- “The Big Bang Machine” https://www.youtube.com/watch?v=cqTcJFsN3gw
- “The Great Math Mystery” https://www.youtube.com/watch?v=IuGI6pQFZC0
- “The Mystery of Matter” http://www.pbs.org/program/mystery-matter/
- “Inside Einstein’s Mind.” http://www.pbs.org/wgbh/nova/physics/inside-einsteins-mind.html
- “Thru TheWormhole: DoWe Live In The Matrix?” http://www.dailymotion.com/video/x2r2f7t
- “Secrets of Einsteins Brain” http://www.history.com/shows/secrets-of-einsteins-brain/about and in 2016 he appeared the program “Inside CERN” in the BBC Horizon series
He currently continues his research in supersymmetry in systems of particles, fields, and strings.
Jill Pipher is Vice President for Research at Brown University, Elisha Benjamin Andrews Professor of Mathematics and President-Elect for American Mathematical Society. She was the founding Director of the Institute for Computational and Experimental Research in Mathematics (ICERM), a National Science Foundation mathematics institute, from 2010 to 2016. Pipher obtained her B.A. in Mathematics from UCLA in 1979 and her PhD. in Mathematics from UCLA in 1985. She was a Dickson Instructor and Assistant Professor at the University of Chicago before joining the faculty of Brown as Associate Professor in 1989.
Pipher’s research areas include harmonic analysis, partial differential equations and lattice-based cryptography. She has frequently lectured for both specialist and general audiences at venues in the US and abroad. In 2014, she was an Invited Speaker at the International Congress of Mathematicians. She has published many papers in her areas of expertise and has co-authored an undergraduate cryptography textbook. She jointly holds four patents related to the NTRU encryption algorithm. She was a co-founder of Ntru Cryptosystems, Inc, now part of Security Innovation, Inc.
Pipher’s professional honors include an NSF Postdoctoral Fellowship, an NSF Presidential Young Investigator Award, and an Alfred P. Sloan Foundation Fellowship. She is an inaugural Fellow of the American Mathematical Society, served as President of the Association for Women in Mathematics from 2011 to 2013, and was a National Women’s History Month 2013 Honoree. In 2015, she was elected to the American Academy of Arts and Sciences.

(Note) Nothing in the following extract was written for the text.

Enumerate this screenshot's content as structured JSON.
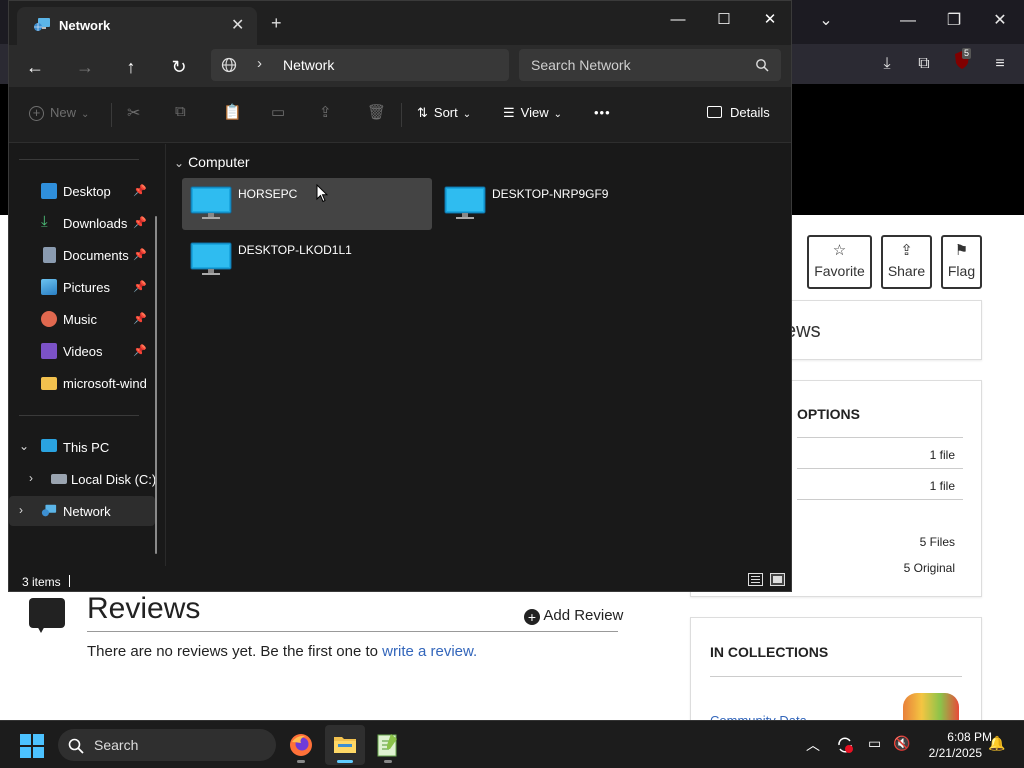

Cornelia Dean is a lecturer at Brown University and a science writer and former science editor of The New York Times. In her editing tenure in the newspaper’s science department, members of its staff won every major journalism prize as well as the Lasker Award for public service.
She began her newspaper career at the Providence Journal.
Her first book, Against the Tide: The Battle for America’s Beaches was published by Columbia University Press in 1999 and was a N.Y. Times Notable Book of the year. Her guide to researchers on communicating with the public, Am I Making Myself Clear? was published in 2009 by Harvard University Press. Her book Making Sense of Science, about the misuse of scientific information in public life, was published in 2017 by Harvard University Press. She is at work on a fourth book (working title: The Fate of the Coast) about coastal land use in an era of rising seas.
In addition to her work at Brown, she has taught at Harvard, where she was twice honored for distinction in teaching, and at the Columbia University Graduate School of Journalism and elsewhere.
She is a fellow of the American Association for the Advancement of Science, a member of the Corporation of Brown University, her alma mater, and was a founding member of the advisory board of the Metcalf Institute for Environment and Marine Reporting.
She divides her time between Providence, RI, and the islands of Manhattan and Chappaquiddick.